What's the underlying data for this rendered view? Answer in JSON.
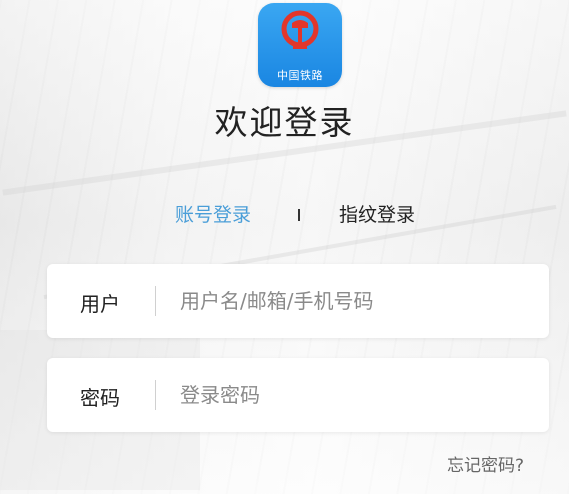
{
  "app_icon": {
    "label": "中国铁路",
    "name": "china-railway-logo"
  },
  "title": "欢迎登录",
  "tabs": [
    {
      "label": "账号登录",
      "active": true
    },
    {
      "label": "指纹登录",
      "active": false
    }
  ],
  "fields": {
    "username": {
      "label": "用户",
      "value": "",
      "placeholder": "用户名/邮箱/手机号码"
    },
    "password": {
      "label": "密码",
      "value": "",
      "placeholder": "登录密码"
    }
  },
  "forgot_password": "忘记密码?",
  "colors": {
    "accent": "#4a9ed8",
    "icon_bg": "#1a86e2",
    "logo_red": "#e2362b"
  }
}
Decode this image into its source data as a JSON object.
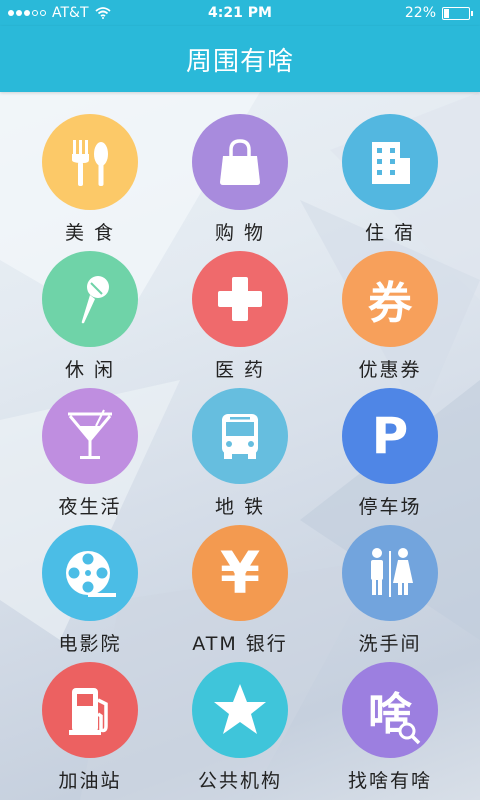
{
  "status_bar": {
    "carrier": "AT&T",
    "time": "4:21 PM",
    "battery_percent": "22%",
    "battery_level": 0.22
  },
  "nav": {
    "title": "周围有啥"
  },
  "categories": [
    {
      "label": "美 食",
      "icon": "fork-spoon-icon",
      "color": "#fcc968"
    },
    {
      "label": "购 物",
      "icon": "shopping-bag-icon",
      "color": "#a88bdd"
    },
    {
      "label": "住 宿",
      "icon": "building-icon",
      "color": "#53b7e0"
    },
    {
      "label": "休 闲",
      "icon": "microphone-icon",
      "color": "#6fd3a8"
    },
    {
      "label": "医 药",
      "icon": "medical-cross-icon",
      "color": "#ef6a6c"
    },
    {
      "label": "优惠券",
      "icon": "coupon-icon",
      "color": "#f7a05b",
      "glyph": "券"
    },
    {
      "label": "夜生活",
      "icon": "cocktail-glass-icon",
      "color": "#bf8ee0"
    },
    {
      "label": "地 铁",
      "icon": "bus-icon",
      "color": "#66bedf"
    },
    {
      "label": "停车场",
      "icon": "parking-icon",
      "color": "#4f86e6",
      "glyph": "P"
    },
    {
      "label": "电影院",
      "icon": "film-reel-icon",
      "color": "#4bbde6"
    },
    {
      "label": "ATM 银行",
      "icon": "yen-icon",
      "color": "#f39a50",
      "glyph": "¥"
    },
    {
      "label": "洗手间",
      "icon": "restroom-icon",
      "color": "#72a4dd"
    },
    {
      "label": "加油站",
      "icon": "fuel-pump-icon",
      "color": "#ec6161"
    },
    {
      "label": "公共机构",
      "icon": "star-icon",
      "color": "#3fc5da"
    },
    {
      "label": "找啥有啥",
      "icon": "search-glyph-icon",
      "color": "#9c7fe0",
      "glyph": "啥"
    }
  ]
}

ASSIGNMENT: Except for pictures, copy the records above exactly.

ANSWER FOR THIS EXERCISE:
What's the underlying data for this rendered view? Answer in JSON.
{
  "app_icon": {
    "label": "中国铁路",
    "name": "china-railway-logo"
  },
  "title": "欢迎登录",
  "tabs": [
    {
      "label": "账号登录",
      "active": true
    },
    {
      "label": "指纹登录",
      "active": false
    }
  ],
  "fields": {
    "username": {
      "label": "用户",
      "value": "",
      "placeholder": "用户名/邮箱/手机号码"
    },
    "password": {
      "label": "密码",
      "value": "",
      "placeholder": "登录密码"
    }
  },
  "forgot_password": "忘记密码?",
  "colors": {
    "accent": "#4a9ed8",
    "icon_bg": "#1a86e2",
    "logo_red": "#e2362b"
  }
}
Decode this image into its source data as a JSON object.
{
  "status_bar": {
    "carrier": "AT&T",
    "time": "4:21 PM",
    "battery_percent": "22%",
    "battery_level": 0.22
  },
  "nav": {
    "title": "周围有啥"
  },
  "categories": [
    {
      "label": "美 食",
      "icon": "fork-spoon-icon",
      "color": "#fcc968"
    },
    {
      "label": "购 物",
      "icon": "shopping-bag-icon",
      "color": "#a88bdd"
    },
    {
      "label": "住 宿",
      "icon": "building-icon",
      "color": "#53b7e0"
    },
    {
      "label": "休 闲",
      "icon": "microphone-icon",
      "color": "#6fd3a8"
    },
    {
      "label": "医 药",
      "icon": "medical-cross-icon",
      "color": "#ef6a6c"
    },
    {
      "label": "优惠券",
      "icon": "coupon-icon",
      "color": "#f7a05b",
      "glyph": "券"
    },
    {
      "label": "夜生活",
      "icon": "cocktail-glass-icon",
      "color": "#bf8ee0"
    },
    {
      "label": "地 铁",
      "icon": "bus-icon",
      "color": "#66bedf"
    },
    {
      "label": "停车场",
      "icon": "parking-icon",
      "color": "#4f86e6",
      "glyph": "P"
    },
    {
      "label": "电影院",
      "icon": "film-reel-icon",
      "color": "#4bbde6"
    },
    {
      "label": "ATM 银行",
      "icon": "yen-icon",
      "color": "#f39a50",
      "glyph": "¥"
    },
    {
      "label": "洗手间",
      "icon": "restroom-icon",
      "color": "#72a4dd"
    },
    {
      "label": "加油站",
      "icon": "fuel-pump-icon",
      "color": "#ec6161"
    },
    {
      "label": "公共机构",
      "icon": "star-icon",
      "color": "#3fc5da"
    },
    {
      "label": "找啥有啥",
      "icon": "search-glyph-icon",
      "color": "#9c7fe0",
      "glyph": "啥"
    }
  ]
}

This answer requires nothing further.